Educated at the University of Cambridge and Yale University, Gagan Sood received his doctorate from Yale’s Department of History. Before arriving at the LSE, he held research and teaching positions at Cambridge, the European University Institute (Florence, Italy) and Yale.
Dr Sood’s main interests currently focus on the Middle East and South Asia in the context of the early modern world.
Dr Sood teaches the following courses:
At the undergraduate level:
HY118: Faith, Power and Revolution: Europe and the Wider World, c. 1500-c. 1800 (taught jointly with other faculty members)
HY243: Islamic Empires, 1400-1800
At the postgraduate level:
HY423: Empire, Colonialism and Globalisation (taught jointly with other faculty members)
Dr Sood has just finished a major project that sought to recapture a vanished and forgotten world from the eighteenth century spanning much of today’s Middle East and South Asia. Based on the daily lives of traders, pilgrims, clerics and other footloose types, it helps us better understand the region during a pivotal moment in its history, and offers new answers to old questions concerning early modern Eurasia and its transition to colonialism. Findings from this project have appeared in a number of scholarly journals, including Past & Present, with its culmination being a monograph recently published by Cambridge University Press. Now that this project is at an end, Dr Sood has begun work on the next one, which pivots on the realities of governance under the Mughal and Ottoman empires in the seventeenth century.
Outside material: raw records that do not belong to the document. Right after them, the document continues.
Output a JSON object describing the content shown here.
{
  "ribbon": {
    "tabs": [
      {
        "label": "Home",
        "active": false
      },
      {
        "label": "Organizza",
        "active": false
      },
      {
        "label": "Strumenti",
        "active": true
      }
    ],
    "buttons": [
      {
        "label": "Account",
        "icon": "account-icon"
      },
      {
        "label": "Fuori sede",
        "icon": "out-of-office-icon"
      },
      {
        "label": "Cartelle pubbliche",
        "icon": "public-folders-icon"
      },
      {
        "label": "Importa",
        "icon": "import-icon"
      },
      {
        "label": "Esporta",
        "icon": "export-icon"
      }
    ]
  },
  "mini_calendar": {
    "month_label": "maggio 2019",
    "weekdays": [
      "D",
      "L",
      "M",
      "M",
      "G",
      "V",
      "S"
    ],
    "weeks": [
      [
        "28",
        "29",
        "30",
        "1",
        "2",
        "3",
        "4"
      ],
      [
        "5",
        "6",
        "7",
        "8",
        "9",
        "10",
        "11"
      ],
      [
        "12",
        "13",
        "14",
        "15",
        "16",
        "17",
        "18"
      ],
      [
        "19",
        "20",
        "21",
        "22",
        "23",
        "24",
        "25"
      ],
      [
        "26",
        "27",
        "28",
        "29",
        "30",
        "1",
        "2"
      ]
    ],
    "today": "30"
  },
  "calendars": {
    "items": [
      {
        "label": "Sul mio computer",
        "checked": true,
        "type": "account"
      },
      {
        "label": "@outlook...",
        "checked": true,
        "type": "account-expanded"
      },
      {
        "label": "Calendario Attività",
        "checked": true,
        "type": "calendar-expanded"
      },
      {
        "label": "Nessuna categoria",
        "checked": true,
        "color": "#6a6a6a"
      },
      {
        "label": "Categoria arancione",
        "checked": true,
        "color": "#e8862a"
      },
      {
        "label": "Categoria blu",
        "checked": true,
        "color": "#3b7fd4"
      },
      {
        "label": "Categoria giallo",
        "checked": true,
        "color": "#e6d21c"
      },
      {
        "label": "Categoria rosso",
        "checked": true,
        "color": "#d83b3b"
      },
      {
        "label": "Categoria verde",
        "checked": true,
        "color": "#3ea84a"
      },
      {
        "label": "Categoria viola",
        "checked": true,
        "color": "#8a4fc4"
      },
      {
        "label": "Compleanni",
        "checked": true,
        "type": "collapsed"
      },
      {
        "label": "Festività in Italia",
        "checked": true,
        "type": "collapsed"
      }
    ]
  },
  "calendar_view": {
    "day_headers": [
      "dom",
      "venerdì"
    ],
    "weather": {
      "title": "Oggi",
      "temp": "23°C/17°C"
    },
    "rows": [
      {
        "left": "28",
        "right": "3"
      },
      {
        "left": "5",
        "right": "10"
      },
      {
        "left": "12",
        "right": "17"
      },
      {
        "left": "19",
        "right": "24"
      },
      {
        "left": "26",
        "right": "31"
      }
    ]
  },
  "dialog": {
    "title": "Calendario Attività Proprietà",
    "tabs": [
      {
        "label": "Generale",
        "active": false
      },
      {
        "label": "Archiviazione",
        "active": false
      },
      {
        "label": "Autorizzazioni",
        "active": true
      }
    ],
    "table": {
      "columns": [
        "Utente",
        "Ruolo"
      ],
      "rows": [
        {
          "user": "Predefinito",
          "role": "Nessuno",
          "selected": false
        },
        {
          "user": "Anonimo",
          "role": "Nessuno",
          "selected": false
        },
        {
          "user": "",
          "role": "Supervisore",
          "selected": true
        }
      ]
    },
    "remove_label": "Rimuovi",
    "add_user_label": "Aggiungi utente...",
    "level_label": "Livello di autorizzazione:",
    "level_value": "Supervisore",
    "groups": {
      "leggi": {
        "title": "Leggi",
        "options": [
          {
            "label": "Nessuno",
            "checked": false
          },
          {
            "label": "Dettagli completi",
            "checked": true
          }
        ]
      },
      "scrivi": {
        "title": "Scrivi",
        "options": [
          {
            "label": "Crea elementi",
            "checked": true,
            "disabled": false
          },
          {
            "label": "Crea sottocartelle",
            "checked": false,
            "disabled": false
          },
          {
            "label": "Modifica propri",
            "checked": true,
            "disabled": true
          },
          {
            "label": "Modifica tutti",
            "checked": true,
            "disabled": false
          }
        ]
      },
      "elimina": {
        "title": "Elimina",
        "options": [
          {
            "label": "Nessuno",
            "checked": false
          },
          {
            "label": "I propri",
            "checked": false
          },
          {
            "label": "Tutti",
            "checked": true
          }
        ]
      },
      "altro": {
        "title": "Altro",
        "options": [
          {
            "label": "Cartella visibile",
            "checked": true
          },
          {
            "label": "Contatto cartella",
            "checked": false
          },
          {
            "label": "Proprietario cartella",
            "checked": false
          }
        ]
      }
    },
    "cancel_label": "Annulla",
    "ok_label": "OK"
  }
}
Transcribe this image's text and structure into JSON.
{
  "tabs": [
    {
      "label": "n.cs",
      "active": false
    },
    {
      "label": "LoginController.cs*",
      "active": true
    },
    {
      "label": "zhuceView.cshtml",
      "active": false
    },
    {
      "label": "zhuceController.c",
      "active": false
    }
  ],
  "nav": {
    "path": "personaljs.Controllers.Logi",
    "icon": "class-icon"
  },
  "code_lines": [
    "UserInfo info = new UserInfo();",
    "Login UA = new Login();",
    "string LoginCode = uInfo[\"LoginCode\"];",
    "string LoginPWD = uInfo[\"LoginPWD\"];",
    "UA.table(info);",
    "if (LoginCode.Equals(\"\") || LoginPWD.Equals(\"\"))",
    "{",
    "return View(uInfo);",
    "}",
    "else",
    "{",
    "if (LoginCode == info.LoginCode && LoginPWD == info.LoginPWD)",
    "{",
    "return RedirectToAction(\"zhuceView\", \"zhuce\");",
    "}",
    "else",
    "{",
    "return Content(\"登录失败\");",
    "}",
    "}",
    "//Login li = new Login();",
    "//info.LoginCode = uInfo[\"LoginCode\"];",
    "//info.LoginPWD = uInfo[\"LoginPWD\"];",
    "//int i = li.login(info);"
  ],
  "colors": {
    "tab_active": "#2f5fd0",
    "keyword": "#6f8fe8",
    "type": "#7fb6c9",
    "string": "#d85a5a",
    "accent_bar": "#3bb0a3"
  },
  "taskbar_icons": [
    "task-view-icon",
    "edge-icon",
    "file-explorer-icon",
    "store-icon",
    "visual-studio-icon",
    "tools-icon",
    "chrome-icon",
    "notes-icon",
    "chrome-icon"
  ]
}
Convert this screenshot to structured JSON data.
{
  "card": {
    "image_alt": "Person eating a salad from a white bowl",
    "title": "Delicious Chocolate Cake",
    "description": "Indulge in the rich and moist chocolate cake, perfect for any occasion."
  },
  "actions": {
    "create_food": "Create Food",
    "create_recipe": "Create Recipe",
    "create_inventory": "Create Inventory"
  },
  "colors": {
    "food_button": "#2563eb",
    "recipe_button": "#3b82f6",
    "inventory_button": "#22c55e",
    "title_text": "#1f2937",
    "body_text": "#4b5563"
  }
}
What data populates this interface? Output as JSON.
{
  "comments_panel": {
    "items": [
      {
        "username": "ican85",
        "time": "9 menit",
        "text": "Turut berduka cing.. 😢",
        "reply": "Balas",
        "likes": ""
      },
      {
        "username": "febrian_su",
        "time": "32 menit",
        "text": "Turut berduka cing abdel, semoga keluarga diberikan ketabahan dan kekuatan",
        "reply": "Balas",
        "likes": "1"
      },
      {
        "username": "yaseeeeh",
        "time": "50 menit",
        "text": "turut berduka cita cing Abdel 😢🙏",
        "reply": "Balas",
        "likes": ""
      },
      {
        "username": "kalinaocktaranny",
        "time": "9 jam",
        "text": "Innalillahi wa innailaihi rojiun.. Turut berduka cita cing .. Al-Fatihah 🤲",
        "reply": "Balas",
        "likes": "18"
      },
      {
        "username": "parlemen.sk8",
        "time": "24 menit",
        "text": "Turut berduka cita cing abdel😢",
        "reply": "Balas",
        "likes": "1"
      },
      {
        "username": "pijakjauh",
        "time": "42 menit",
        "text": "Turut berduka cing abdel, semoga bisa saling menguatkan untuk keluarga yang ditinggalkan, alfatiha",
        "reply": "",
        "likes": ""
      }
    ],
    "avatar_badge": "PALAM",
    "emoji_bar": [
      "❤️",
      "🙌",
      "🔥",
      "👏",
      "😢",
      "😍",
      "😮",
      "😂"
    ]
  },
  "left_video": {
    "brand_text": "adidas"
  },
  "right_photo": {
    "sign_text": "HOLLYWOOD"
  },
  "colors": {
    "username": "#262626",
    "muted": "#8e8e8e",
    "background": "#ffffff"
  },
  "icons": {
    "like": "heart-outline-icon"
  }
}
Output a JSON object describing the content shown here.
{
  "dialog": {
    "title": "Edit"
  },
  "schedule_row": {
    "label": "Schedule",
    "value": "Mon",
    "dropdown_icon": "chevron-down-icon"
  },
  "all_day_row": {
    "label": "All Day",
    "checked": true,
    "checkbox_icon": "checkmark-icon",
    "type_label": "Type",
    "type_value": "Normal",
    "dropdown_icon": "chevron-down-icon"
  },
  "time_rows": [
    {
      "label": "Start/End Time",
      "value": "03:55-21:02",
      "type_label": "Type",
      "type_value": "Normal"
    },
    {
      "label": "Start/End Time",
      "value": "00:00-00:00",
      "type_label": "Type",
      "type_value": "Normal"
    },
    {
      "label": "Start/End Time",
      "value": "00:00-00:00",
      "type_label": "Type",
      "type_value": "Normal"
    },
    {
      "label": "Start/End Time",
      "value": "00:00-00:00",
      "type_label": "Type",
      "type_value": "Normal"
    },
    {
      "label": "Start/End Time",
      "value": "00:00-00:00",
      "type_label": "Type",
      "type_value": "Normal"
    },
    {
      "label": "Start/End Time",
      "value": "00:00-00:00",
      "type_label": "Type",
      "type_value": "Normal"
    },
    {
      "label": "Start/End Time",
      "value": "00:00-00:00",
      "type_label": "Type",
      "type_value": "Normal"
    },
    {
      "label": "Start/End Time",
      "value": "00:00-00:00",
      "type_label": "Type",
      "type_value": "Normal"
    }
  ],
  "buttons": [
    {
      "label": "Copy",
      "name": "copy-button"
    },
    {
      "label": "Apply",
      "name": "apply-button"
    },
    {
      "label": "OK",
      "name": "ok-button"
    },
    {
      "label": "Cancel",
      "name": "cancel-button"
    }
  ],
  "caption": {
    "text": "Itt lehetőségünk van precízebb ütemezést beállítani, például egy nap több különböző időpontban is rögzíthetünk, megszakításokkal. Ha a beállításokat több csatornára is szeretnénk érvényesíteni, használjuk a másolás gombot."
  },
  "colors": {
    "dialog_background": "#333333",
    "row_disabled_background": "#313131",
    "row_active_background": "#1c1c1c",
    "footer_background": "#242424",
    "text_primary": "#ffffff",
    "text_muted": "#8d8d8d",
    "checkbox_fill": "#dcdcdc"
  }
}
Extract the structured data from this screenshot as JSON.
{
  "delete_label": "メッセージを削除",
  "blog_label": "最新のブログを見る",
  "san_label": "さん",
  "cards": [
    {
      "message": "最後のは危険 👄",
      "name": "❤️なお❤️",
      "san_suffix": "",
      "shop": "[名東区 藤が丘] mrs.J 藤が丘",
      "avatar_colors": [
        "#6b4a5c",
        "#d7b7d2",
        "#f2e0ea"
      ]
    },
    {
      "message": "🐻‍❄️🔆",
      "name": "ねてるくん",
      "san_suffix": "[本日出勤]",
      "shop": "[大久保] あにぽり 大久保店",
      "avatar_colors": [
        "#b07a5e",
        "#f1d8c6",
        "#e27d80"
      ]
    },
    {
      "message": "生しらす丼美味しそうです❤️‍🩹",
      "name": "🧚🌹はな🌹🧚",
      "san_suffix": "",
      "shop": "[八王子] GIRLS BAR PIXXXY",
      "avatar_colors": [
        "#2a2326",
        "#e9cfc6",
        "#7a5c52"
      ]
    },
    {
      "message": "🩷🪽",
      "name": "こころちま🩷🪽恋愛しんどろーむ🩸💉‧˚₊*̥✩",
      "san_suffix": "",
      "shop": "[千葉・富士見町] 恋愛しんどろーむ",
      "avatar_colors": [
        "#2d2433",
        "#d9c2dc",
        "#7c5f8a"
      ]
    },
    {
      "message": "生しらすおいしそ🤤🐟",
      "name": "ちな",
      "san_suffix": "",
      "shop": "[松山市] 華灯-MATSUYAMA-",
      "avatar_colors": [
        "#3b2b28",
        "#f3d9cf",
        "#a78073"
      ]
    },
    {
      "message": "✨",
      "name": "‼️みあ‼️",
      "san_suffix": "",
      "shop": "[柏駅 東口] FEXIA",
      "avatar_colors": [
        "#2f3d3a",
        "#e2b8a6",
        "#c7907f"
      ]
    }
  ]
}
His recent publications include:
India and the Islamic Heartlands: An Eighteenth-Century World of Circulation and Exchange (Cambridge: Cambridge University Press, 2016)
‘Sovereign Justice in Precolonial Maritime Asia: The Case of the Mayor’s Court of Bombay, 1726-1798’, Itinerario 37:2 (2013), 46-72
‘An Islamicate Eurasia: Vernacular Perspectives on the Early Modern World’, in Michael E. Bonine, Abbas Amanat and Michael E. Gasper (eds), Is there a Middle East? The Evolution of a Geopolitical Concept (Stanford, CA: Stanford University Press, 2012), 152-169 & 262-265
‘Circulation and Exchange in Islamicate Eurasia: A Regional Approach to the Early Modern World’, Past & Present 212 (2011), 113-162
‘Asking about origins’, Science 326:5957 (2009), 1190-1191
‘The Informational Fabric of Eighteenth-century India and the Middle East: Couriers, Intermediaries and Postal Communication’, Modern Asian Studies 43:5 (2009), 1085-1116
‘“Correspondence is Equal to Half a Meeting”: The Composition and Comprehension of Letters in Eighteenth-Century Islamic Eurasia’, Journal of the Economic & Social History of the Orient 50:2-3 (2007), 172-214
Full list of publications on LSE Research Online